WASHINGTON — The Homeland Security Department released from its jails more than 2,000 illegal immigrants facing deportation in recent weeks due to looming budget cuts and planned to release 3,000 more during March, The Associated Press has learned.
The newly disclosed figures, cited in internal budget documents reviewed by the AP, are significantly higher than the "few hundred" illegal immigrants the Obama administration acknowledged this week had been released under the budget-savings process.
The government documents show that Immigrations and Customs Enforcement released roughly 1,000 illegal immigrants from its jails around the U.S. each week since at least Feb. 15. The agency's field offices have reported more than 2,000 immigrants released before intense criticism this week led to a temporary shutdown of the plan, according to the documents.
The states where immigrants were released include Arizona, California, Georgia and Texas.
The White House has said it was not consulted about the releases, and Homeland Security Secretary Janet Napolitano has acknowledged they occurred in a manner she regrets. White House spokesman Jay Carney on Wednesday said the government had released "a few hundred" of the roughly 30,000 illegal immigrants held in federal detention pending deportation proceedings. Carney said the immigrants released were "low-risk, noncriminal detainees," and the decision was made by career ICE officials.

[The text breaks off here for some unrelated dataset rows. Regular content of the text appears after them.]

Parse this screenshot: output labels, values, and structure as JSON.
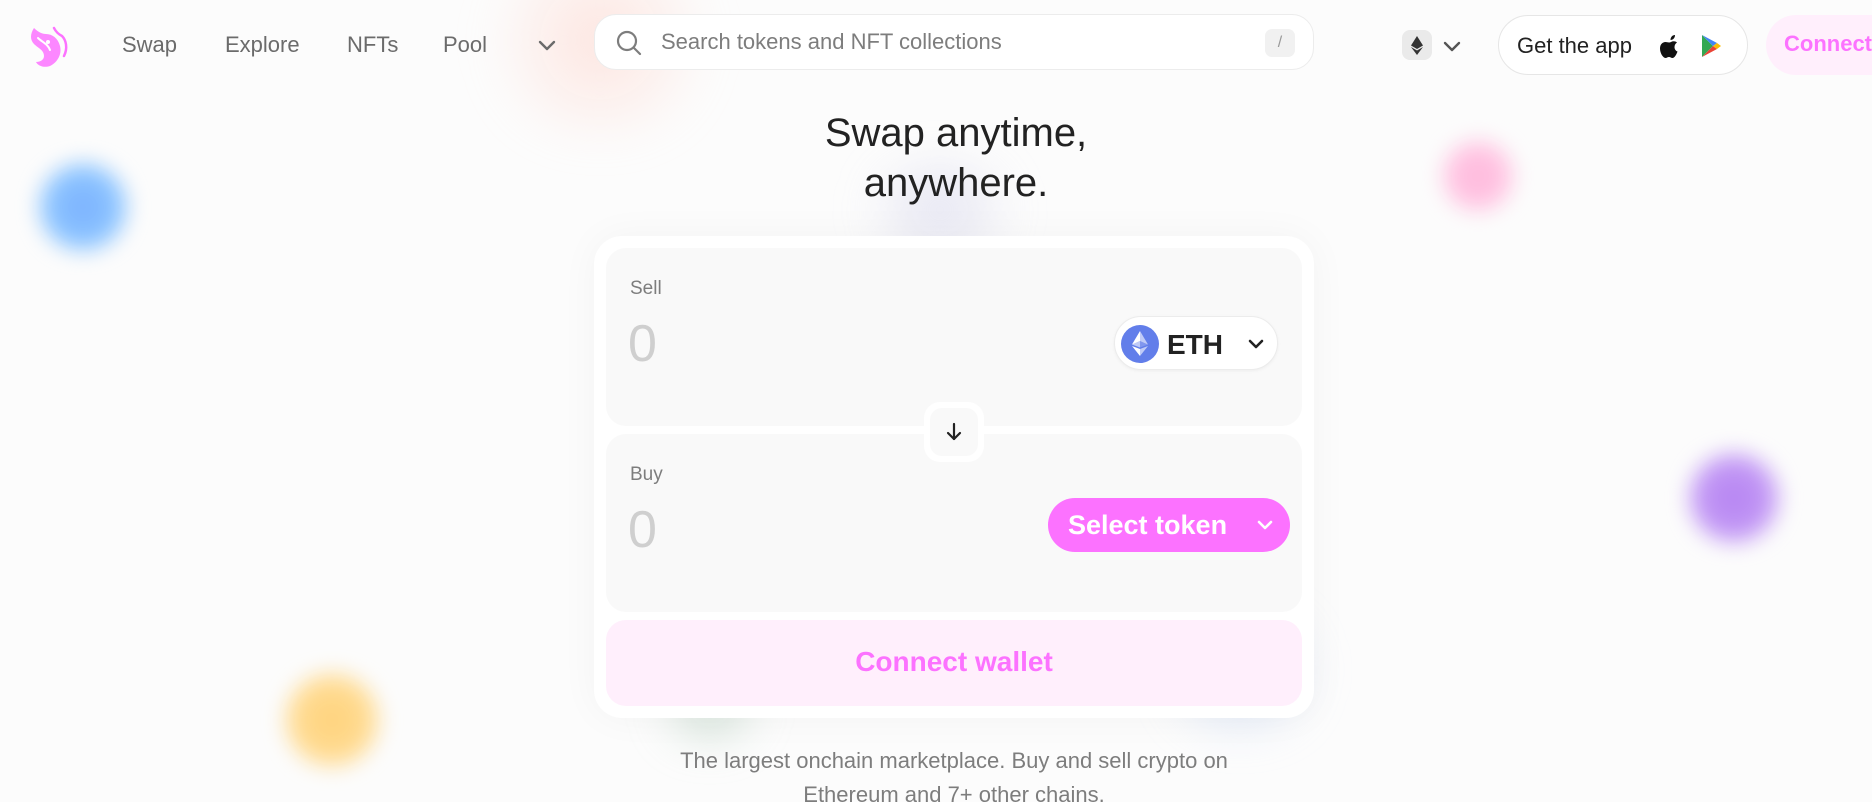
{
  "colors": {
    "accent": "#fc72ff",
    "accent_soft": "#ffeffc",
    "text": "#222222",
    "muted": "#7d7d7d",
    "panel": "#f9f9f9"
  },
  "nav": {
    "links": [
      {
        "label": "Swap"
      },
      {
        "label": "Explore"
      },
      {
        "label": "NFTs"
      },
      {
        "label": "Pool"
      }
    ],
    "more_icon": "chevron-down-icon",
    "search": {
      "placeholder": "Search tokens and NFT collections",
      "shortcut": "/"
    },
    "chain_icon": "ethereum-icon",
    "get_app_label": "Get the app",
    "connect_label": "Connect"
  },
  "hero": {
    "title_line1": "Swap anytime,",
    "title_line2": "anywhere."
  },
  "swap": {
    "sell": {
      "label": "Sell",
      "amount_placeholder": "0",
      "token": "ETH"
    },
    "buy": {
      "label": "Buy",
      "amount_placeholder": "0",
      "token_button": "Select token"
    },
    "flip_icon": "arrow-down-icon",
    "connect_wallet_label": "Connect wallet"
  },
  "tagline": {
    "line1": "The largest onchain marketplace. Buy and sell crypto on",
    "line2": "Ethereum and 7+ other chains."
  }
}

As of last week, the agency held an average daily population of 30,733 in its jails. The internal budget documents reviewed by the AP show the Obama administration had intended to reduce those figures to 25,748 by March 31.
The White House did not comment immediately Friday on the higher number of immigrants released.
ICE spokesman Brian Hale said Friday the numbers of immigration detainees fluctuate daily, but he reiterated only several hundred illegal immigrants had been released. "Beyond that normal movement, and as fiscal uncertainty remains over the continuing resolution and possible sequestration, ICE reviewed its detained population to ensure detention levels stay within ICE's current budget and placed several hundred individuals on methods of supervision less costly than detention," Hale said in a statement. "At this point, we don't anticipate additional releases, but that could change."